*Task brief*: Look for the word "HEALTHCARE" in the entries below, then copy every line that has it.
-=-=-=-=-
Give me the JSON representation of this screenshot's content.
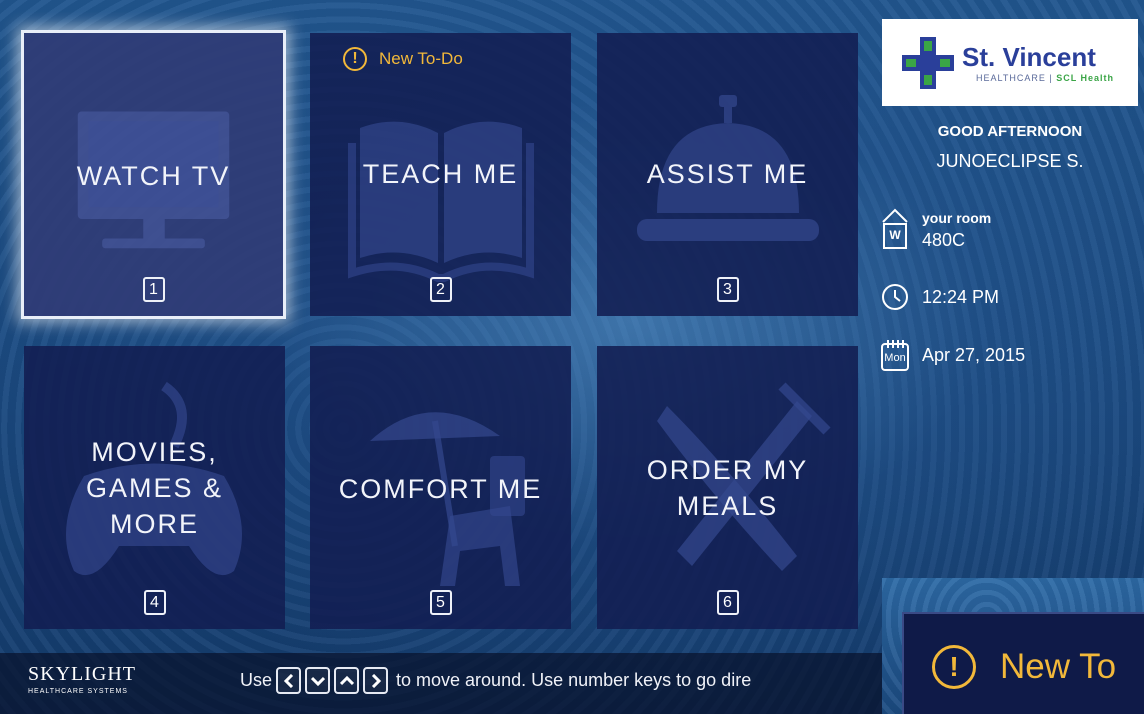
{
  "tiles": [
    {
      "label": "WATCH TV",
      "number": "1"
    },
    {
      "label": "TEACH ME",
      "number": "2"
    },
    {
      "label": "ASSIST ME",
      "number": "3"
    },
    {
      "label_lines": [
        "MOVIES,",
        "GAMES &",
        "MORE"
      ],
      "number": "4"
    },
    {
      "label": "COMFORT ME",
      "number": "5"
    },
    {
      "label_lines": [
        "ORDER MY",
        "MEALS"
      ],
      "number": "6"
    }
  ],
  "todo": {
    "icon": "!",
    "text": "New To-Do"
  },
  "logo": {
    "brand": "St. Vincent",
    "sub_left": "HEALTHCARE",
    "sub_right": "SCL Health"
  },
  "greeting": {
    "line1": "GOOD AFTERNOON",
    "line2": "JUNOECLIPSE S."
  },
  "room": {
    "heading": "your room",
    "icon_letter": "W",
    "value": "480C"
  },
  "time": "12:24 PM",
  "date": {
    "icon_day": "Mon",
    "value": "Apr 27, 2015"
  },
  "footer": {
    "brand": "SKYLIGHT",
    "brand_sub": "HEALTHCARE SYSTEMS",
    "hint_prefix": "Use",
    "hint_suffix": "to move around. Use number keys to go dire"
  },
  "zoom": {
    "icon": "!",
    "text": "New To"
  },
  "colors": {
    "accent": "#f2b83a",
    "tile": "#121e52",
    "logo_brand": "#2a3f9a"
  }
}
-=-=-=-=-
*Reply to the exercise*:
    "sub_left": "HEALTHCARE",
    "brand_sub": "HEALTHCARE SYSTEMS",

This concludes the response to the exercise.